*** Opening of Data supplied ***

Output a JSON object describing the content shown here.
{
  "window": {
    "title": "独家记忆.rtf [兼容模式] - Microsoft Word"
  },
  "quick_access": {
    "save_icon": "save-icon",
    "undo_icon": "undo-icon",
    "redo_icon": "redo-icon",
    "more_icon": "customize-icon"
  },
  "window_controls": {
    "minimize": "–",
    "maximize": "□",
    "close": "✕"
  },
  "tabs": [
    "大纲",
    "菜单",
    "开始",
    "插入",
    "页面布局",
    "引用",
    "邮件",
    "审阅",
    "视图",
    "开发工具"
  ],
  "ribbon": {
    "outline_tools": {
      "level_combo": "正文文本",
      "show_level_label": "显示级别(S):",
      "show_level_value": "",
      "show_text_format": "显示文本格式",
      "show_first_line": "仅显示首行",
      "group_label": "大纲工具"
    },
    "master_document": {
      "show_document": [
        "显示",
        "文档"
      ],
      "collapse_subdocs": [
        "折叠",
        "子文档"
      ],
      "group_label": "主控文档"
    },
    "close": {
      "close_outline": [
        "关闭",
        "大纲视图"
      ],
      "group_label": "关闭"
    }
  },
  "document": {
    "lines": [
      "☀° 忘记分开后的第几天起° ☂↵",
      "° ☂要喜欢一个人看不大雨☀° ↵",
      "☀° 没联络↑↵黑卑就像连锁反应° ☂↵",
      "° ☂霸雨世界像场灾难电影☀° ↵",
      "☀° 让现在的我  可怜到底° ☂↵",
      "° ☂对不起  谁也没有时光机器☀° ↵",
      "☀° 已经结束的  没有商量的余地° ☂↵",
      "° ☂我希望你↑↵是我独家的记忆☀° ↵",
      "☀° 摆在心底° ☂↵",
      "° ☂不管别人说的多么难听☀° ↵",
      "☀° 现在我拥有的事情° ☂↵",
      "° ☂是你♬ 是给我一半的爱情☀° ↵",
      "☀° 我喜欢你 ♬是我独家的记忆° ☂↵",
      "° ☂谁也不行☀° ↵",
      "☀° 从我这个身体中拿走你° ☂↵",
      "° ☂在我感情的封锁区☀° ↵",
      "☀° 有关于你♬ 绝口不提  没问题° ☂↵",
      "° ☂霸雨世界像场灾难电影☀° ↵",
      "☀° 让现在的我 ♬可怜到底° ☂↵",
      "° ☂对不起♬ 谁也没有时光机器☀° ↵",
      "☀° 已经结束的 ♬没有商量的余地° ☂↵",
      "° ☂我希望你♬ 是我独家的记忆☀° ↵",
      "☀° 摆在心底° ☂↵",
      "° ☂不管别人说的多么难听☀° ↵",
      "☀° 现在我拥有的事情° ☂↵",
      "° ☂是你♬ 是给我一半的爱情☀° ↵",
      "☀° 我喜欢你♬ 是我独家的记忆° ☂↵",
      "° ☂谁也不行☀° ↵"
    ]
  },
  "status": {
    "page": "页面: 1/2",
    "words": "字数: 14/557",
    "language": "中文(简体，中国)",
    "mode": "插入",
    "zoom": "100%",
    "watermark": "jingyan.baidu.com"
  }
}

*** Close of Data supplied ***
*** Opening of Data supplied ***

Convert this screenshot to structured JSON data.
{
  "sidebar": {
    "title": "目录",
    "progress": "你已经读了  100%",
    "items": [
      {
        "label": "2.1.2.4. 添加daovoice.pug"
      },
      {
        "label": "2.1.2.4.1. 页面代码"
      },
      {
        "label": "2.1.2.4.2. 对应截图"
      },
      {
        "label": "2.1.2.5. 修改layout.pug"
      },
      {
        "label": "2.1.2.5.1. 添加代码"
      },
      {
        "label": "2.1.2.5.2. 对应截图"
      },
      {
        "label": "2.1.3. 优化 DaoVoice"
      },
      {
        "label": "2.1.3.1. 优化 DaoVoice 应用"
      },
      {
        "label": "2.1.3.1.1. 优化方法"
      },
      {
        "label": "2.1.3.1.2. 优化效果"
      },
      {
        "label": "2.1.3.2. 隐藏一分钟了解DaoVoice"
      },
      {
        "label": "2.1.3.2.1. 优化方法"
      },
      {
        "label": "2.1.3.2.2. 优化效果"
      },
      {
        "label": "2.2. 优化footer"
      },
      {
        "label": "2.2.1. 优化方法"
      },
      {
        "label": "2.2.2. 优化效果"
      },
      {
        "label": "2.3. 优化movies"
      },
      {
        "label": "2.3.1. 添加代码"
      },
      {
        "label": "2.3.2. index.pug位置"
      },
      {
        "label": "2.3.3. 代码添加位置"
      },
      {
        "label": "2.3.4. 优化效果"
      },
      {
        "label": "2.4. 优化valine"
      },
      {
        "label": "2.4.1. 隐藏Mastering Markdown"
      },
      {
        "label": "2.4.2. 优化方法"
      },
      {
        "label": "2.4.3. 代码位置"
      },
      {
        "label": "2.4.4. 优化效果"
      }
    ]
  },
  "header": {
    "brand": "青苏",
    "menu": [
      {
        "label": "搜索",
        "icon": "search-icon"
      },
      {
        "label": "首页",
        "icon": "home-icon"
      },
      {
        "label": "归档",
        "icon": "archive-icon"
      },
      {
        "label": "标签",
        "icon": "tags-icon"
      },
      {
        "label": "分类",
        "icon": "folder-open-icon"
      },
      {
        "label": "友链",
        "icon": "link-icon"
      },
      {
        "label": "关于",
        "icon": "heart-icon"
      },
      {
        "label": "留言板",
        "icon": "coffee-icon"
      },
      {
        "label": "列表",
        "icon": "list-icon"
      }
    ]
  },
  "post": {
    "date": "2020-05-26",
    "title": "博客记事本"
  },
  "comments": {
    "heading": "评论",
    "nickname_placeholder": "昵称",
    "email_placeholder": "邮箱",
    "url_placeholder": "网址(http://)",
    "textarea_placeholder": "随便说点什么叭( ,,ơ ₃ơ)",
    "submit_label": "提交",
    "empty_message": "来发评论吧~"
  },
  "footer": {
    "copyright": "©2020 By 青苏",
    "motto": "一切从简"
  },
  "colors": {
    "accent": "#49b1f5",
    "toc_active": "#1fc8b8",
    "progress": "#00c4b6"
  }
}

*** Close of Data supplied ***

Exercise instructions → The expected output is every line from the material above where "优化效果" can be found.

Response →
        "label": "2.1.3.1.2. 优化效果"
        "label": "2.1.3.2.2. 优化效果"
        "label": "2.2.2. 优化效果"
        "label": "2.3.4. 优化效果"
        "label": "2.4.4. 优化效果"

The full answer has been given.